Egypt's President Mohamed Morsi on Sunday approved extra taxes on
beer, alcohol, cigarette and soda.
The tax hikes are included in Law No. 102 for the year 2012 issued by Morsi,
which amended some provisions of the General Tax Law No. 11 for the year 1991.
According to new amendments, the tax hike is 50 percent for cigarette, 25
percent for soda, 200 percent for beer, 150 percent for alcohol and 150 percent
for tobacco."The amendments are part of the government commitment to the
reform program agreed upon with the International Monetary Fund to get a loan
of 4.8 billion U.S. dollars," Ehab al-Desouki, head of Economic Research
Center of Sadat Academy, told Xinhua. "The decision is right but the
timing is wrong," al-Desouki added, citing that the tax hikes are imposed
on commodities that are actually bad for health, "but they come at a time
of tension, turmoil and protests."
Morsi's Nov. 22 constitutional declaration, which aimed at expanding the
president's powers by making all his decrees issued since he came into office
final and above judicial appeal, triggered waves of protests nationwide and

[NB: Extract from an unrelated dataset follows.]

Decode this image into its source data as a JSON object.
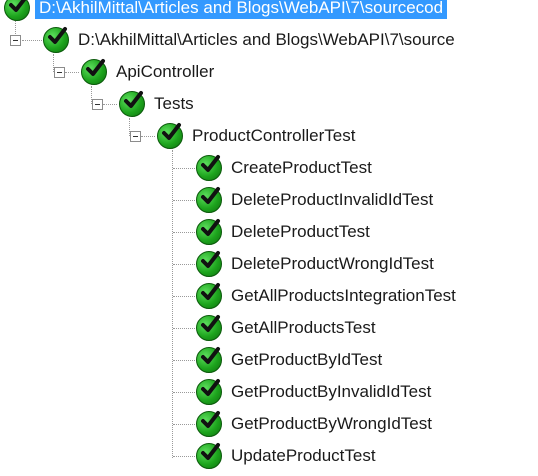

deadly clashes between his opponents and supporters. The outraged judiciary
authorities have vowed not to supervise the constitution referendum slated for
Dec. 15. (Xinhua)